Believing in yourself is essential to successful performance and has two components - self-esteem and self-confidence, says Adrian Moorhouse
Self-belief is essential to the make-up of the world’s top performers and many of them rank belief in their success attributes. But what is it really and how can it be developed so that it stays strong under periods of intense pressure in the NHS?
You may not always be able to get promoted but you can still perform well at the processes and get satisfaction from them
We know that modern day healthcare is complex, challenging and pressured for staff at all levels and functions. Learning to handle pressure, maintaining motivation and staying strong in your self-belief are all fundamental attributes for world class performance.
Self-esteem vs self-confidence
Self-belief has two key components: self-esteem and self-confidence.

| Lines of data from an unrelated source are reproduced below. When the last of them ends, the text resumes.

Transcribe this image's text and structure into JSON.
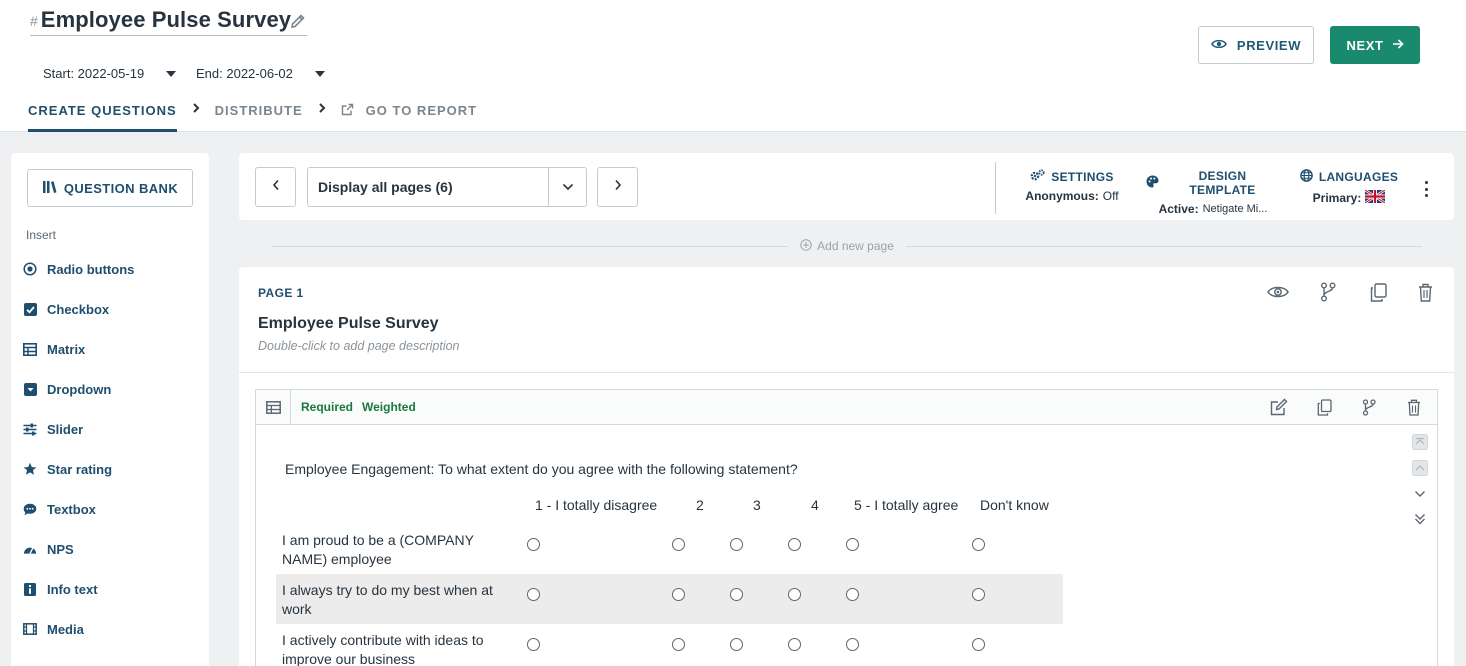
{
  "survey": {
    "hash": "#",
    "title": "Employee Pulse Survey"
  },
  "dates": {
    "start": "Start: 2022-05-19",
    "end": "End: 2022-06-02"
  },
  "actions": {
    "preview": "PREVIEW",
    "next": "NEXT"
  },
  "steps": [
    "CREATE QUESTIONS",
    "DISTRIBUTE",
    "GO TO REPORT"
  ],
  "left_panel": {
    "question_bank": "QUESTION BANK",
    "insert_label": "Insert",
    "items": [
      {
        "label": "Radio buttons",
        "icon": "radio-icon"
      },
      {
        "label": "Checkbox",
        "icon": "checkbox-icon"
      },
      {
        "label": "Matrix",
        "icon": "matrix-icon"
      },
      {
        "label": "Dropdown",
        "icon": "dropdown-icon"
      },
      {
        "label": "Slider",
        "icon": "slider-icon"
      },
      {
        "label": "Star rating",
        "icon": "star-icon"
      },
      {
        "label": "Textbox",
        "icon": "textbox-icon"
      },
      {
        "label": "NPS",
        "icon": "nps-icon"
      },
      {
        "label": "Info text",
        "icon": "info-icon"
      },
      {
        "label": "Media",
        "icon": "media-icon"
      }
    ]
  },
  "toolbar": {
    "page_select": "Display all pages (6)",
    "settings": {
      "label": "SETTINGS",
      "key": "Anonymous:",
      "value": "Off"
    },
    "design": {
      "label": "DESIGN TEMPLATE",
      "key": "Active:",
      "value": "Netigate Mi..."
    },
    "languages": {
      "label": "LANGUAGES",
      "key": "Primary:"
    }
  },
  "add_page": "Add new page",
  "page": {
    "number": "PAGE 1",
    "title": "Employee Pulse Survey",
    "description": "Double-click to add page description"
  },
  "question": {
    "tags": [
      "Required",
      "Weighted"
    ],
    "text": "Employee Engagement: To what extent do you agree with the following statement?",
    "columns": [
      "1 - I totally disagree",
      "2",
      "3",
      "4",
      "5 - I totally agree",
      "Don't know"
    ],
    "rows": [
      "I am proud to be a (COMPANY NAME) employee",
      "I always try to do my best when at work",
      "I actively contribute with ideas to improve our business"
    ]
  },
  "colors": {
    "accent": "#1f4e6e",
    "next": "#1a8a6e",
    "tag": "#1a7a3a"
  }
}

Self-esteem is a way of thinking developed over time and unlikely to change in the short term. It is largely unaffected by the external environment so is pretty much within your control.
Self-confidence, however, can be affected by the external environment and day to day challenges at work. This means that you are not always in control of it.
When people want to improve their self-belief, they often focus on improving self-confidence when they should really tackle their self-esteem first. Robust self-esteem is needed to develop mental toughness and, although it cannot develop overnight, it can be built gradually using a number of strategies.
Think of your successes
Think back to a recent success or a time when things went well for you. Why did you succeed? Also think about a recent failure or when things went against you. Why did it happen? Answering these questions will help identify which factors were within your control and which were not.
Building self-esteem involves understanding past successes and failures properly and celebrating your achievements. It is also crucial that you accept fallibility. Nobody is perfect so why should you expect to be?
Next you must focus on what is in your control and what is not. You may not always be able to get promoted but you can still perform well at the processes and get satisfaction from them.
Setting realistic goals that are achievable within a timeframe will also help develop your self-esteem.
To develop self-confidence you must keep drawing on your own and others’ experiences. You should identify and imagine what a pressurised environment will be like and how you would respond in the most effective way. The important thing is to identify how the situation has been handled well before and how you can do the same.
Managing your thoughts and emotions, whether they are worries, criticisms or even a victim mentality, is important. The most effective way to deal with any negative “self talk” is to counter it with positive, supportive statements and recall how you have dealt with pressure in the past.
Think about when you are in a pressured situation and the nerves are showing. How does this response affect your confidence? Top performers experience stress but turn it to their own advantage, exploiting their nerves to help their performance.
Controlling the controllables during change
A group of senior cross-functional leaders from merging teams were brought together to share challenges and develop new ways of working during a period of organisational change.
A focus of the workshop series was to explore which factors of change were within their control and which were not.
Leaders discussed their challenges openly, recalling past successes and challenges that had impacted on their self-belief. Being able to identify the elements of control became a key technique employed to develop their belief and those that they lead.
Leaders reported improved ability to:
- create and communicate visions for their team
- develop their own self-belief and those that they lead
- lead high performing multiprofessional teams